[Opening Entries shown section]

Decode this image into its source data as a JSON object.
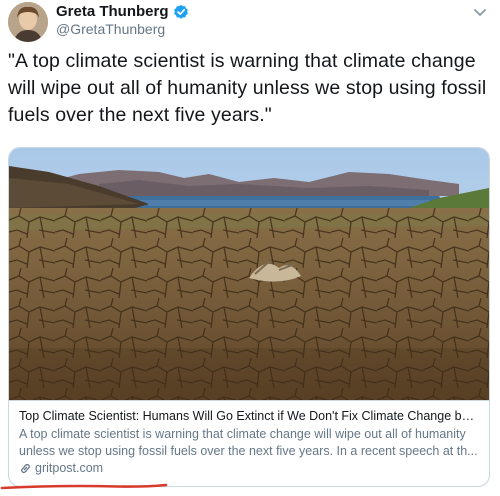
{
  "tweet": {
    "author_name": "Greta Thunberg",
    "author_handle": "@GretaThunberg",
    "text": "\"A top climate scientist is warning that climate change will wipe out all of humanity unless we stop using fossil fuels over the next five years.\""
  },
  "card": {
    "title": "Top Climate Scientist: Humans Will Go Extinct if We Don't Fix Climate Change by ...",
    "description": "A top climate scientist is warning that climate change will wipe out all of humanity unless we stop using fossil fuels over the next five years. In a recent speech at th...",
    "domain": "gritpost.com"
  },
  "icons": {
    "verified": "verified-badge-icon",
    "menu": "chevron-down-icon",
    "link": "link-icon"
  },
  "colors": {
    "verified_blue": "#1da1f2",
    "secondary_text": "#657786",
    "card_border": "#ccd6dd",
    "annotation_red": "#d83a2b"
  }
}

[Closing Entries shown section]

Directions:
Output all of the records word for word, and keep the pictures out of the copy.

Exercise answer:
Decode this image into its source data as a JSON object.
{
  "tweet": {
    "author_name": "Greta Thunberg",
    "author_handle": "@GretaThunberg",
    "text": "\"A top climate scientist is warning that climate change will wipe out all of humanity unless we stop using fossil fuels over the next five years.\""
  },
  "card": {
    "title": "Top Climate Scientist: Humans Will Go Extinct if We Don't Fix Climate Change by ...",
    "description": "A top climate scientist is warning that climate change will wipe out all of humanity unless we stop using fossil fuels over the next five years. In a recent speech at th...",
    "domain": "gritpost.com"
  },
  "icons": {
    "verified": "verified-badge-icon",
    "menu": "chevron-down-icon",
    "link": "link-icon"
  },
  "colors": {
    "verified_blue": "#1da1f2",
    "secondary_text": "#657786",
    "card_border": "#ccd6dd",
    "annotation_red": "#d83a2b"
  }
}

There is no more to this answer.